FLEW - Young Mothers Formerly From Care Especially Vulnerable to CAS Apprehension of their Babies at Birth


To ensure you read the latest version of this post, please visit http://www.fostercarenews.blogspot.com as this post may have been modified since being sent out.


An Ontario Government funded organization known as the Family Law Education for Women (FLEW) has published a document which provides information for women involved with child protection authorities in Ontario.

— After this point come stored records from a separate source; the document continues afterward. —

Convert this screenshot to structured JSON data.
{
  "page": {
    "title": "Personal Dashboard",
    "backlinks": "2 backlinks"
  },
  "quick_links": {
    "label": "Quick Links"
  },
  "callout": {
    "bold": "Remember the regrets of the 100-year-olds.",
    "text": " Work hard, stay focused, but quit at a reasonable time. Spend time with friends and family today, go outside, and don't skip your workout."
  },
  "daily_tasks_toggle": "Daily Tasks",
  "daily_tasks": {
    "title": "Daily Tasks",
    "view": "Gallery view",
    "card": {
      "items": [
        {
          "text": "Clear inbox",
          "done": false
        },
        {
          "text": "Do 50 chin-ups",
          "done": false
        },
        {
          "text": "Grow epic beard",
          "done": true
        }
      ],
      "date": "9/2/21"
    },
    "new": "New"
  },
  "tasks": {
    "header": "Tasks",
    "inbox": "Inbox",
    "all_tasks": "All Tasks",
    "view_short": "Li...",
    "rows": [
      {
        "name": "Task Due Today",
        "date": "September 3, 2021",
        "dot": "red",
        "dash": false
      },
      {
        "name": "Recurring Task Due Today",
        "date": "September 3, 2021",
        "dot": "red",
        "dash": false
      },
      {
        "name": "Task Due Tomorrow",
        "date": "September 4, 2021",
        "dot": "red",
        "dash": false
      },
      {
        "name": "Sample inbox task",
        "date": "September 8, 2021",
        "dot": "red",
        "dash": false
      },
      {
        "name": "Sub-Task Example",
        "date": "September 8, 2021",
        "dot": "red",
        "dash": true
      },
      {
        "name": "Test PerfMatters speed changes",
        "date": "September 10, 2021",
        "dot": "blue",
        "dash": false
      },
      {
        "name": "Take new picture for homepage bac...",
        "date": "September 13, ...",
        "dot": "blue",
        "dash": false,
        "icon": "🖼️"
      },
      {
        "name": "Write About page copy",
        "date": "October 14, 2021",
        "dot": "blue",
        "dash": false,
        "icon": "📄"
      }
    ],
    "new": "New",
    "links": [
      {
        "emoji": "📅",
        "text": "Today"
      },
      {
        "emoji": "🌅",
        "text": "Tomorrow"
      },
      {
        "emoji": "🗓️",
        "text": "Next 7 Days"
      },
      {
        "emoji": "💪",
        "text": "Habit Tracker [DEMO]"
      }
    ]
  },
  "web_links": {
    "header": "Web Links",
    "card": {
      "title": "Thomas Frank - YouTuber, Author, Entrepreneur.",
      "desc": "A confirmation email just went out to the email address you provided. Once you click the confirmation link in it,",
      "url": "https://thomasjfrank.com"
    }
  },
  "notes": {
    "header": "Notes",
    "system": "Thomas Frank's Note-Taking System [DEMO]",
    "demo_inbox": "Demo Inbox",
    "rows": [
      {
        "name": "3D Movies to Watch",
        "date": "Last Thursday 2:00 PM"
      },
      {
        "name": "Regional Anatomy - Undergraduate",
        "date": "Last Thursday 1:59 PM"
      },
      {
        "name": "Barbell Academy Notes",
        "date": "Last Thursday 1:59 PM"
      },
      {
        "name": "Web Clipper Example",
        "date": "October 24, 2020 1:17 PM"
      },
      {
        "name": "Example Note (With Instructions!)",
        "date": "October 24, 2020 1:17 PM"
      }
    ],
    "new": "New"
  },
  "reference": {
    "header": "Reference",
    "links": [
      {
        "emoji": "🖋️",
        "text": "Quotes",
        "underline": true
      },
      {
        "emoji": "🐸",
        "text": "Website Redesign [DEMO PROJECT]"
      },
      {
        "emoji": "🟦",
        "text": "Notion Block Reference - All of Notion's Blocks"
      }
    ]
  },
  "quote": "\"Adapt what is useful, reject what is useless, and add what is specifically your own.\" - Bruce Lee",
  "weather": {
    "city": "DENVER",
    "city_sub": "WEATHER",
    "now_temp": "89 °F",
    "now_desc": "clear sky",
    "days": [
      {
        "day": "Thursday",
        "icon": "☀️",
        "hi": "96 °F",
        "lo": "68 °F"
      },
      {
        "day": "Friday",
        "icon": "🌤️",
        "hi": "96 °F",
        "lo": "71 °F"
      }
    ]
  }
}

In that document, it clearly points out that young mothers who were former foster children are particularly vulnerable to having their babies apprehended (taken away from them) at birth by a Children's Aid Society simply because of the fact that they are young, and because of the fact that they were in the care of a Children's Aid Society themselves when they were young.

Both of these grounds listed by FLEW on page 7 of their legal information document titled "Child Protection and Family Law" are possibly grounds for human rights complaints since they appear to be based on a persons age, and their family status. The document states the following:

" the CAS will likely be concerned for your child’s safety if:...

  • you are a teen mom, especially if you were ever in the care of the CAS."
Source: http://www.onefamilylaw.ca/en/childprotection/#no4

In an audio recording by FLEW, which is available on their website, they also clearly state the following.

"If you are a teen mother, especially if you were ever in the care of the CAS you are at particular risk of having your baby taken by the CAS at birth."

NOTE: Slide the player arrow in the audio player to 7 Minutes and 22 seconds at the following link


Source: (Audio File No. 2 : http://www.onefamilylaw.ca/en/dwaudio/ )


FLEW is made up of the following organizations:

Action ontarienne contre la violence faites aux femmes (AOCVF), Community Legal Education Ontario (CLEO), Canadian Council of Muslim Women (CCMW), Metropolitan Action Committee on Violence Against Women and Children (METRAC), National Association of Women and the Law (NAWL), Springtide Resources and YWCA Toronto